We're often asked the question: "How do you say no to requests?"
The process we use to quickly triage any incoming requests essentially consists of moving them all to "Awaiting Feedback" and then letting users vote and comment on those requests.
We then have roadmapping meetings as needed to discuss the top requests.
You can learn about our recommended process in full here.
If you're in a roadmapping meeting and you've decided that you don't want to build a certain request, here are some example responses to help you say no.
Don't forget that Receptive gives you the data you need to back up your decisions.
You just need to explain the why.
Examples of ways to say no to requests

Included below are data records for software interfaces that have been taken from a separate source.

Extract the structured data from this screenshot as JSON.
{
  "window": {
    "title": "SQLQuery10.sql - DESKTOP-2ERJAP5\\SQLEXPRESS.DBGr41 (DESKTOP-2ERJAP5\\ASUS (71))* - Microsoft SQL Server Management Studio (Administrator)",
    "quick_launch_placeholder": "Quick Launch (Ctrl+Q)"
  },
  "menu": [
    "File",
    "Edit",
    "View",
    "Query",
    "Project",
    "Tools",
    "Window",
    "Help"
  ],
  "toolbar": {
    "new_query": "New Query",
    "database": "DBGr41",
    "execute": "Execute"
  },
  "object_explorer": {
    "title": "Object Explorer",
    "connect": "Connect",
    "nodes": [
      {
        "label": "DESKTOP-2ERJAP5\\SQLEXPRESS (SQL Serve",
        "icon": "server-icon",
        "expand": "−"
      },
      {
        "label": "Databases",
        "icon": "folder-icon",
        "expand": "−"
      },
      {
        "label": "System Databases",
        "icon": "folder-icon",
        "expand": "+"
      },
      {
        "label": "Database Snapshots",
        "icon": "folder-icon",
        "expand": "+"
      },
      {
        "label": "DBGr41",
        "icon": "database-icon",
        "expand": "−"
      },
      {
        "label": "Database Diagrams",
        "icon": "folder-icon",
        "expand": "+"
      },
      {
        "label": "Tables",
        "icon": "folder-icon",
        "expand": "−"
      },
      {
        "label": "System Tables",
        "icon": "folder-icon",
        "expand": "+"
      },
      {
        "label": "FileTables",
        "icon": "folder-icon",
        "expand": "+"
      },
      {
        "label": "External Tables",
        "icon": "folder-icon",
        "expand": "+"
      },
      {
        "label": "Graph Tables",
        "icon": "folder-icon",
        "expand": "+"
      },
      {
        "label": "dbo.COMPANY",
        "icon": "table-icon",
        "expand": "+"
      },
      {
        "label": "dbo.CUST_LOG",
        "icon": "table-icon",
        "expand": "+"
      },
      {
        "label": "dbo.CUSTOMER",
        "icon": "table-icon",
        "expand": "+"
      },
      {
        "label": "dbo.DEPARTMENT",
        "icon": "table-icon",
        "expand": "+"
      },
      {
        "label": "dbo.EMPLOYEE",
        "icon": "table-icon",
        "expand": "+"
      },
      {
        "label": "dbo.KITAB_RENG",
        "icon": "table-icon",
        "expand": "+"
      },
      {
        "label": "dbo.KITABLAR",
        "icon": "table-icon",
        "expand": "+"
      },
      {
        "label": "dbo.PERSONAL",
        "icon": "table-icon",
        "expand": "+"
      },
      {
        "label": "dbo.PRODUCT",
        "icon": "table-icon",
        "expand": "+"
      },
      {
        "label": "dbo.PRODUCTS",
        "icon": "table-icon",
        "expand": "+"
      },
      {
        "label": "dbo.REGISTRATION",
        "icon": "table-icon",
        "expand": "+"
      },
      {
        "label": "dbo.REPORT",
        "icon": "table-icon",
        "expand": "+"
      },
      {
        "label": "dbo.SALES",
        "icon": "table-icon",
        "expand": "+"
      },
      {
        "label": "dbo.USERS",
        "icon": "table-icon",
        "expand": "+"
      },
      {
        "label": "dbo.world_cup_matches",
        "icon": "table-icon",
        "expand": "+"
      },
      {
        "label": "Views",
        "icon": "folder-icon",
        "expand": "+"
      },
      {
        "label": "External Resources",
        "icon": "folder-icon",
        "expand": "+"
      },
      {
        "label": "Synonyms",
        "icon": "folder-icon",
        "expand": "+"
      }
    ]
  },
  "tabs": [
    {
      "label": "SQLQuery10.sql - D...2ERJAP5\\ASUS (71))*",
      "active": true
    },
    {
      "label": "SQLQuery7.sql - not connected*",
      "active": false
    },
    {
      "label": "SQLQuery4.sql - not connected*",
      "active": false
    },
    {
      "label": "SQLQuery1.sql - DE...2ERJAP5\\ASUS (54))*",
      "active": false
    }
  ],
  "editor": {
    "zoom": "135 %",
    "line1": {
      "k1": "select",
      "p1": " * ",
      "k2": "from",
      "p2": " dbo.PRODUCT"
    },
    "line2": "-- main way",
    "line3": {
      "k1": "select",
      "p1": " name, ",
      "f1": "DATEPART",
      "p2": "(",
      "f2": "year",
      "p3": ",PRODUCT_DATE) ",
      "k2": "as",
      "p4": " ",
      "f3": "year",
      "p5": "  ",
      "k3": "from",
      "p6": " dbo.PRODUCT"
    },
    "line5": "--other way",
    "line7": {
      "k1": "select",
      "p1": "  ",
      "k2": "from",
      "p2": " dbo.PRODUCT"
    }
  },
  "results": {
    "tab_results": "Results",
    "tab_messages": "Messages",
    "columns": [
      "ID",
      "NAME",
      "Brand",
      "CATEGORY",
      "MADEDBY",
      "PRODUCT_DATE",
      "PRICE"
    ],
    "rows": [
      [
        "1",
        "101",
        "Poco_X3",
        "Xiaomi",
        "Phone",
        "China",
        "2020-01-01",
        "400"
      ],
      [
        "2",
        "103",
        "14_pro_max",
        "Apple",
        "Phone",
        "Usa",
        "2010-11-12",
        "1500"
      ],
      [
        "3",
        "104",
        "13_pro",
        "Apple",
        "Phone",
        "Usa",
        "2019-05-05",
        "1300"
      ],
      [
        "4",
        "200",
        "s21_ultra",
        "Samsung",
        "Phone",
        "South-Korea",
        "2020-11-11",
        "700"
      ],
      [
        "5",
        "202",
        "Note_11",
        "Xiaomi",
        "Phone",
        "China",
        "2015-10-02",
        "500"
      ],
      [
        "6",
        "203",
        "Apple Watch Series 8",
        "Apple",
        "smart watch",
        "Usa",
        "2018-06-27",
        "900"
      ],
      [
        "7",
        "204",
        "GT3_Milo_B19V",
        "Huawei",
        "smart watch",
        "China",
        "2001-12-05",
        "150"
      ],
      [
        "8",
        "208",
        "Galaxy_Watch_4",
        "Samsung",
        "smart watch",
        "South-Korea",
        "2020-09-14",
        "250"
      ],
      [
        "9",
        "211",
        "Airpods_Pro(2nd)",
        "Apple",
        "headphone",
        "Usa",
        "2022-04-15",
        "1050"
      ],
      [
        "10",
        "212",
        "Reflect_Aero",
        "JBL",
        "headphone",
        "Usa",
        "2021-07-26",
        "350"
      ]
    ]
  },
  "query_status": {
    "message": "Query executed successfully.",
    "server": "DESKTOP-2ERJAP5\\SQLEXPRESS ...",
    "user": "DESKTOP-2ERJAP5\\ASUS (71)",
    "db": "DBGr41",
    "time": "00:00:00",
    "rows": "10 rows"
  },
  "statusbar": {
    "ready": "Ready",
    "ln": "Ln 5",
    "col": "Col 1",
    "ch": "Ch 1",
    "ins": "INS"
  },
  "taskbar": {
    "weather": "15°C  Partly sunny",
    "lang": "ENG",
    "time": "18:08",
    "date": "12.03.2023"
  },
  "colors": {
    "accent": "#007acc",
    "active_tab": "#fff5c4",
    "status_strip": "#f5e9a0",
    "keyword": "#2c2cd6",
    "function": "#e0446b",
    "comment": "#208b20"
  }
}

1. Low demand
You can't please everyone, and you have to work on features that move your business forward. If there's just no demand, we explain:
"We don't think there's enough demand from our customers, and we've got to focus on where we can help the most customers."

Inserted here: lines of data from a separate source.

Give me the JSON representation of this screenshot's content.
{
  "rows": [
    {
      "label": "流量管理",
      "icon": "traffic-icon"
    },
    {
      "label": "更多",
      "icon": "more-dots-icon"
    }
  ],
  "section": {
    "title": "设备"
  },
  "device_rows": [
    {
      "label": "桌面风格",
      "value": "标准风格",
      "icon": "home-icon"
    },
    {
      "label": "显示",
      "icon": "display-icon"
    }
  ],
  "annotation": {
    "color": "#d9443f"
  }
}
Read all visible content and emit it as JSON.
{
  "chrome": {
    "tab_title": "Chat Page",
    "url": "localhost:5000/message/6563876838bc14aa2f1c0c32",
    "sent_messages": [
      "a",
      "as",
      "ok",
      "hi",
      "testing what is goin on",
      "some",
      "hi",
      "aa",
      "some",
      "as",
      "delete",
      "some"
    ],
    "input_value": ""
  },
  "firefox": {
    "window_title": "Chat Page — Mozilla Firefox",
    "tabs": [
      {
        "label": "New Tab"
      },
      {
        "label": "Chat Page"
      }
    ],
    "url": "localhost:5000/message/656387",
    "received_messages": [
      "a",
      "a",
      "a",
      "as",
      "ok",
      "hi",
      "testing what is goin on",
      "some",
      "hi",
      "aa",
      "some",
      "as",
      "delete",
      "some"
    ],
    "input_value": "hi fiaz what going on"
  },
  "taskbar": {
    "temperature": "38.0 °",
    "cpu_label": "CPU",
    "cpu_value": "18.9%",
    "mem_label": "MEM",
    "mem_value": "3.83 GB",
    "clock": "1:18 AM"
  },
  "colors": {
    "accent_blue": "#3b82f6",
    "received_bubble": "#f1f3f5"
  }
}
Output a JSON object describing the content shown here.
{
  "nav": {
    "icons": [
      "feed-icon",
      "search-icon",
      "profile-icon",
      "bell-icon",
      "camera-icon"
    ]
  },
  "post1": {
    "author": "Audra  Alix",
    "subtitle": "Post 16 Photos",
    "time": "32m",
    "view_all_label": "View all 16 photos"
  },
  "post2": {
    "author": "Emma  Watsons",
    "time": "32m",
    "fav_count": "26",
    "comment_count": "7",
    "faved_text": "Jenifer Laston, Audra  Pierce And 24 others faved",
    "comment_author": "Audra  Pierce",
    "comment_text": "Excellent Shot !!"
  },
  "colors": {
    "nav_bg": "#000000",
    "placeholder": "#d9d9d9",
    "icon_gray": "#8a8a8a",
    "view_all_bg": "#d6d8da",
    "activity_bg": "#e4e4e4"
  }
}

Sometimes, the request is more subjective and we can easily offer a more detailed explanation. Your customers understand you're balancing other requirements and will appreciate hearing your perspective. Examples:
"The edit UI is on the left as the roadmap can be very wide, and so it overflows the screen on the right, which I think is the expected side. But I'm left-handed, so I could be biased."

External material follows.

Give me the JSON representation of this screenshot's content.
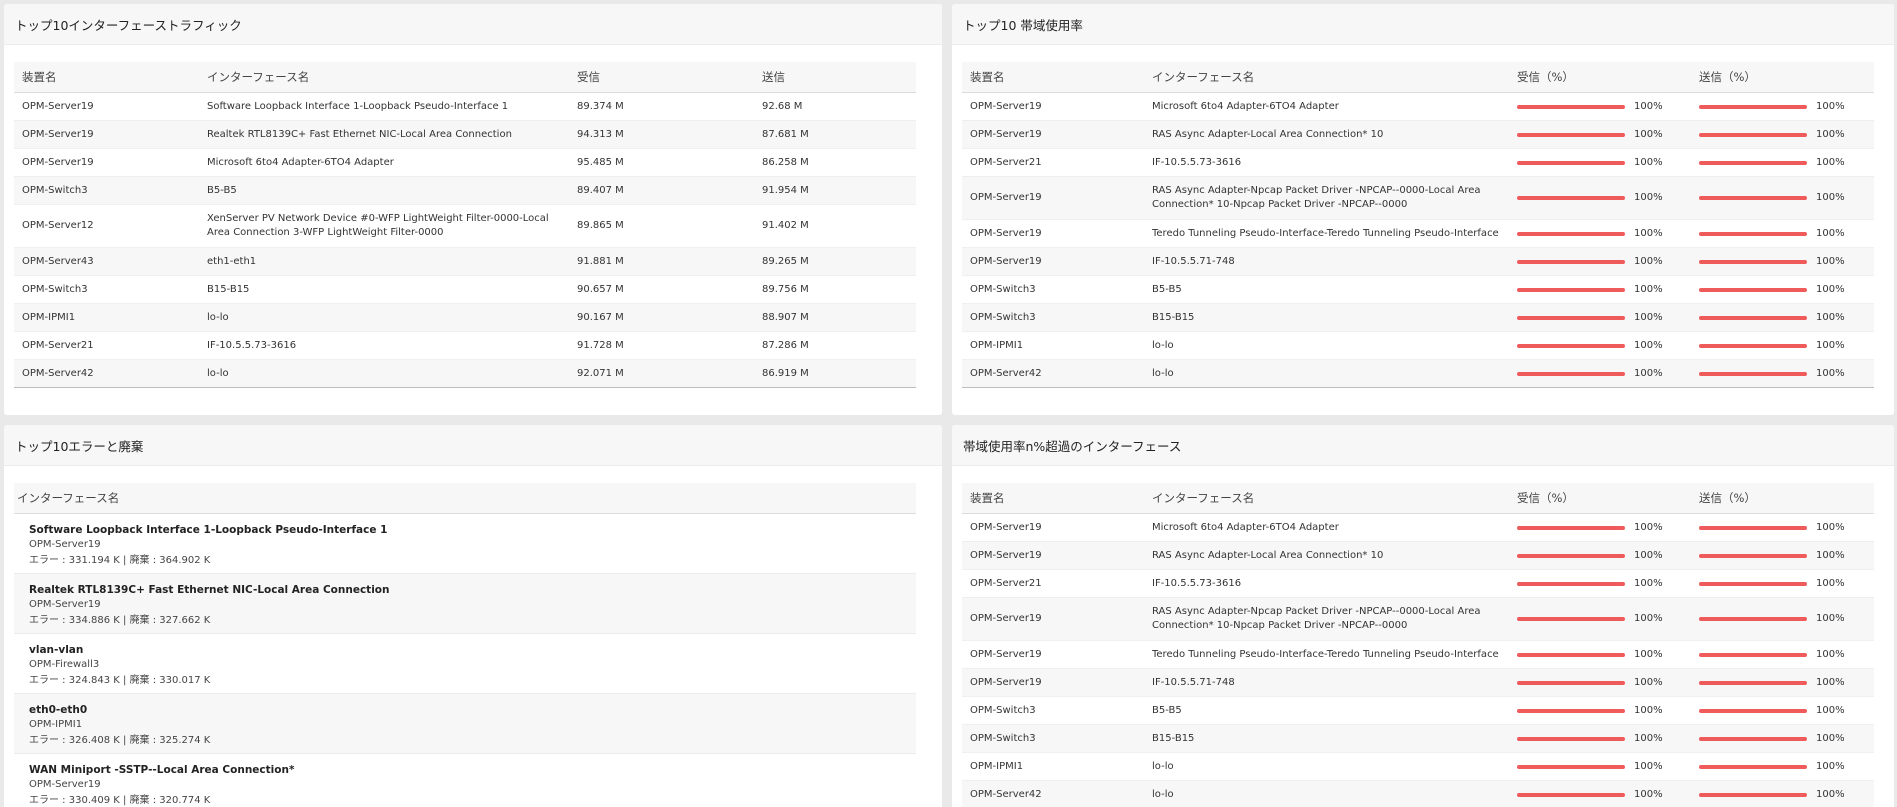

"I don't like to force new tabs on people too often, I see it as a necessary evil on marketing sites etc but the back button works pretty good for this use case"
2. Edge case scenarios
"It's quite an occasional activity, in my book"
"Sounds like [alternative solution], so there doesn't seem to be a good case for building this now."
"Too much of an edge case"
3. Future releases will eliminate the need
In this case, you're declining a request but you're saying yes to the requester:
"Going to decline this, as we've got a bunch of reporting improvements coming and they are going to give you much more detail about "why" a feature is getting ranked high/low in the reports."
4. Low value / high effort
Some requests are much more complicated to build than they seem, with low value and demand. If this is the case, don't be vague, just explain so the customer can see your point of view:
"I think this is a tricky one, for example what if the users haven't been created at the time that the features are imported? We'd then have to later merge the user records together. Declining this."
5. Too vague
Sometimes a request is too vague and so half of it ends up complete and the other half left in limbo with nobody entirely sure what it means. Make it clear that it's too vague:
"Declining. This request has been around for a while now, and its a bit too vague, I think its become slightly "all things to all people."
1. Offer a workaround
"The best way to do this is..."
2. Encourage engagement
It sounds obvious, but be sure to use Receptive to learn more about what your customers want. If you're building a new product, you can let a lot more requests make it to the "awaiting feedback" stage to gather more feedback.
And when moving a request to that status, encourage your teams and customers to add their use cases by asking specific questions in the status message and/or comments section.
Have you discovered a great way to respond to requests? Share them below!